As the coronavirus infection spreads it is hard not to think that it might be a good idea for one of the recently infected, Peter Dutton, to be isolated on either Christmas or Manus Islands rather than one of the various properties he owns.
The Government is obviously worried that he may have infected colleagues, or the Government offices in Sydney in which he met with them, would not have been visited by a Hazmat clad team from somewhere to sterilise the place. Given the Government’s record on denying facts, and failing to recant lies when they are exposed, the denial is hardly surprising but letting someone in the building get some footage of the clean-up is just dumb – almost as dumb as Morrison’s proud announcement that he was going to the footy. Bookies will not be taking bets on when he denies he ever said that or refuses to answer questions about it.
However, the Government is less worried about how Dutton has infected Australian political life in many ways by encouraging hatred of the ‘other’; systematically worked towards more and more authoritarian powers; and, instead have egged him on whatever new outrages he has perpetrated.
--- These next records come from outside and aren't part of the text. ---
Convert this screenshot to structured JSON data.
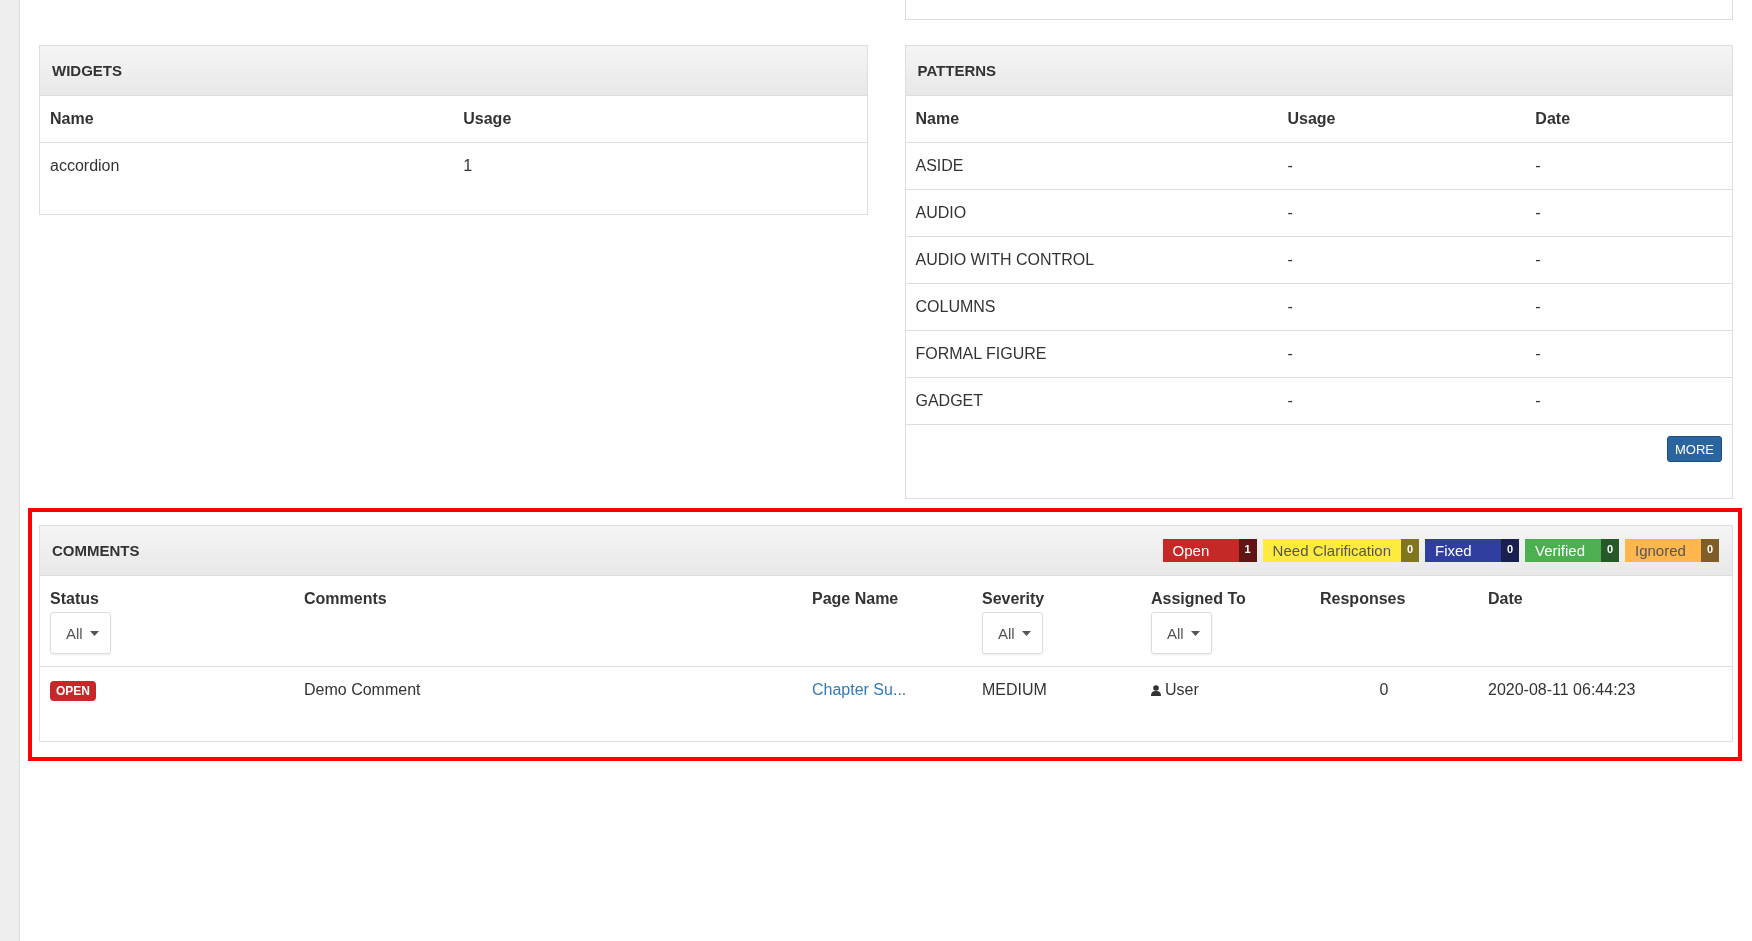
{
  "widgets": {
    "title": "WIDGETS",
    "columns": [
      "Name",
      "Usage"
    ],
    "rows": [
      [
        "accordion",
        "1"
      ]
    ]
  },
  "patterns": {
    "title": "PATTERNS",
    "columns": [
      "Name",
      "Usage",
      "Date"
    ],
    "rows": [
      [
        "ASIDE",
        "-",
        "-"
      ],
      [
        "AUDIO",
        "-",
        "-"
      ],
      [
        "AUDIO WITH CONTROL",
        "-",
        "-"
      ],
      [
        "COLUMNS",
        "-",
        "-"
      ],
      [
        "FORMAL FIGURE",
        "-",
        "-"
      ],
      [
        "GADGET",
        "-",
        "-"
      ]
    ],
    "more_button": "MORE"
  },
  "comments": {
    "title": "COMMENTS",
    "highlighted": true,
    "status_counts": [
      {
        "label": "Open",
        "count": "1",
        "color": "#c62828"
      },
      {
        "label": "Need Clarification",
        "count": "0",
        "color": "#ffeb3b"
      },
      {
        "label": "Fixed",
        "count": "0",
        "color": "#303f9f"
      },
      {
        "label": "Verified",
        "count": "0",
        "color": "#4caf50"
      },
      {
        "label": "Ignored",
        "count": "0",
        "color": "#ffb74d"
      }
    ],
    "columns": [
      {
        "label": "Status",
        "filter": "All"
      },
      {
        "label": "Comments"
      },
      {
        "label": "Page Name"
      },
      {
        "label": "Severity",
        "filter": "All"
      },
      {
        "label": "Assigned To",
        "filter": "All"
      },
      {
        "label": "Responses"
      },
      {
        "label": "Date"
      }
    ],
    "rows": [
      {
        "status": {
          "label": "OPEN",
          "color": "#c62828"
        },
        "comment": "Demo Comment",
        "page_name": "Chapter Su...",
        "severity": "MEDIUM",
        "assigned_to": "User",
        "responses": "0",
        "date": "2020-08-11 06:44:23"
      }
    ]
  }
}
His policies and practices are in line with the warnings from (among others) Timothy Snyder and David Runciman about how democracy doesn’t die suddenly or lapse progressively into some form of 1930s totalitarianism but by slow, incremental steps such as Trump, Dutton and the Morrison Government take. The end result is not Stalin’s Russia or Hitler’s Germany but Hungary’s Viktor Orban and Poland’s Jaroslaw Kaczynski.
It’s easy to take solace from the ‘it can’t happen here’ attitude but Runciman, Snyder and others outline how the title of Sinclair Lewis’ novel could be made real. Indeed, with the election of Donald Trump the Lewis book, along with Orwell’s 1984, sped up Amazon’s best seller lists.
But while we can worry about what might happen through manipulation, infection and gradual authoritarianism the current coronavirus situation also highlights the other side of the coin – the credulity, irresponsibility and stupidity of many in the general public which make it possible.
Looking at some of the behaviour in Australia at present – from fights over toilet papers – to demonstrably irresponsible panicky behaviours in doctors’ surgeries is revelatory. The first is just a continuation of the phenomenon first written about in 1842 by Charles Mackay in Extraordinary Popular Delusions and the Madness of Crowds.
But the second is more complex. It could be one part of the broader loss of civility in stressed societies. It could be mass or social media influenced even though print media in Australia has been fairly balanced and responsible.
Whatever, the explanation, the panicky behaviour by patients in doctors’ surgeries is causing some chaos which is probably not being helped by the Prime Minister urging anyone with doubts about their health to talk to their GP.
Many surgeries have been forced to shut down their medical on line booking system to enable them to screen callers on the basis of what they are seeking an appointment for rather than have people rock up to surgeries and ignoring any warning signs about coronavirus infection or the need to avoid interactions with staff or patients in waiting rooms.
But if the patients do get through to the surgery they then, when they get in to see a doctor, announce that they are worried they could have the coronavirus. A medico friend who has experienced the situation, replies as quietly as they can: “Well if you do, all the other patients in the waiting room will have to self-quarantine for two weeks, as will our staff, as will all the doctors and all those people will be at risk of contracting your corona virus.” The patients, when told this, tend to be completely unapologetic and usually reply “But have I got it?”
The doctor suggests, quietly but forcefully, that they ring one of the now common hospital hot lines to ask if they meet the criteria for testing; and, stresses that they definitely should ring the Hot Line first for advice and triage and not just go to the Emergency Department”
As the doctor says of the situation: Schiller summed it all up – against stupidity, the Gods themselves prevail in vain.
And in the same vein the Greek Orthodox Church has an unorthodox approach to the virus.
The ABC reports that a spokesperson for the Greek Orthodox Archdiocese of Australia, Steven Scoutas, has said anyone showing signs of illness should stay away from church gatherings.
“But once we decide to go to church, we believe there is absolutely no possibility of contracting disease from the holy cup,” he said. The cup, by the way, is apparently actually a spoon which is used again and again for all worshippers to lick/swallow/partake of the holy substance or whatever else they do with it.
“We believe that no disease or illness can exist in holy communion, which we believe is the body and blood of Christ,” Reverend Scoutas said.
Good luck with that.
Noel Turnbull is retired and blogs at http://noelturnbull.com/blog/